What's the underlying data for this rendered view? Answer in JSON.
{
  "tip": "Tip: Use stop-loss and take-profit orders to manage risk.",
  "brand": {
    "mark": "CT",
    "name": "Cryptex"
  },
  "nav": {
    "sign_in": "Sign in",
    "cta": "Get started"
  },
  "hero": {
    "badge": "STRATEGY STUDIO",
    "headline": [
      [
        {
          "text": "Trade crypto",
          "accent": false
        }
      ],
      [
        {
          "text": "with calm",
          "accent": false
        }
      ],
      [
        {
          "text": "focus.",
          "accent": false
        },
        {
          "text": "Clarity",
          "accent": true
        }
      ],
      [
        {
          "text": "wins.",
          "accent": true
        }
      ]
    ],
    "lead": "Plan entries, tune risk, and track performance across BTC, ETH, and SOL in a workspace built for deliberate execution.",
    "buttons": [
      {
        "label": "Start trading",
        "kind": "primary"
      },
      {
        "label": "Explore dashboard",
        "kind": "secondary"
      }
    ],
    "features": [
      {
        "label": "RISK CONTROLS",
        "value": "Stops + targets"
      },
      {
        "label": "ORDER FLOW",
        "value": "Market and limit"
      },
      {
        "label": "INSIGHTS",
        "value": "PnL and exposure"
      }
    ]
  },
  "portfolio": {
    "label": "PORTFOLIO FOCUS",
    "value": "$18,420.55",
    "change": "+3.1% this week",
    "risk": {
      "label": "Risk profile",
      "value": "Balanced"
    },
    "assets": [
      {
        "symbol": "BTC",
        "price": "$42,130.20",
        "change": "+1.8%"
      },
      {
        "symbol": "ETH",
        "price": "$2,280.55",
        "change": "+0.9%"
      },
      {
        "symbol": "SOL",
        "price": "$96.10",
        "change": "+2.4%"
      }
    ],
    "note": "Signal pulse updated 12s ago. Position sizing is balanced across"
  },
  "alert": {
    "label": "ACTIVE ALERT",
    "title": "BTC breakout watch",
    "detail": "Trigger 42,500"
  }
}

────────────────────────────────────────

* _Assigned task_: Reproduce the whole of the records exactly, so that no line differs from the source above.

* _Response_:
What's the underlying data for this rendered view? Answer in JSON.
{
  "tip": "Tip: Use stop-loss and take-profit orders to manage risk.",
  "brand": {
    "mark": "CT",
    "name": "Cryptex"
  },
  "nav": {
    "sign_in": "Sign in",
    "cta": "Get started"
  },
  "hero": {
    "badge": "STRATEGY STUDIO",
    "headline": [
      [
        {
          "text": "Trade crypto",
          "accent": false
        }
      ],
      [
        {
          "text": "with calm",
          "accent": false
        }
      ],
      [
        {
          "text": "focus.",
          "accent": false
        },
        {
          "text": "Clarity",
          "accent": true
        }
      ],
      [
        {
          "text": "wins.",
          "accent": true
        }
      ]
    ],
    "lead": "Plan entries, tune risk, and track performance across BTC, ETH, and SOL in a workspace built for deliberate execution.",
    "buttons": [
      {
        "label": "Start trading",
        "kind": "primary"
      },
      {
        "label": "Explore dashboard",
        "kind": "secondary"
      }
    ],
    "features": [
      {
        "label": "RISK CONTROLS",
        "value": "Stops + targets"
      },
      {
        "label": "ORDER FLOW",
        "value": "Market and limit"
      },
      {
        "label": "INSIGHTS",
        "value": "PnL and exposure"
      }
    ]
  },
  "portfolio": {
    "label": "PORTFOLIO FOCUS",
    "value": "$18,420.55",
    "change": "+3.1% this week",
    "risk": {
      "label": "Risk profile",
      "value": "Balanced"
    },
    "assets": [
      {
        "symbol": "BTC",
        "price": "$42,130.20",
        "change": "+1.8%"
      },
      {
        "symbol": "ETH",
        "price": "$2,280.55",
        "change": "+0.9%"
      },
      {
        "symbol": "SOL",
        "price": "$96.10",
        "change": "+2.4%"
      }
    ],
    "note": "Signal pulse updated 12s ago. Position sizing is balanced across"
  },
  "alert": {
    "label": "ACTIVE ALERT",
    "title": "BTC breakout watch",
    "detail": "Trigger 42,500"
  }
}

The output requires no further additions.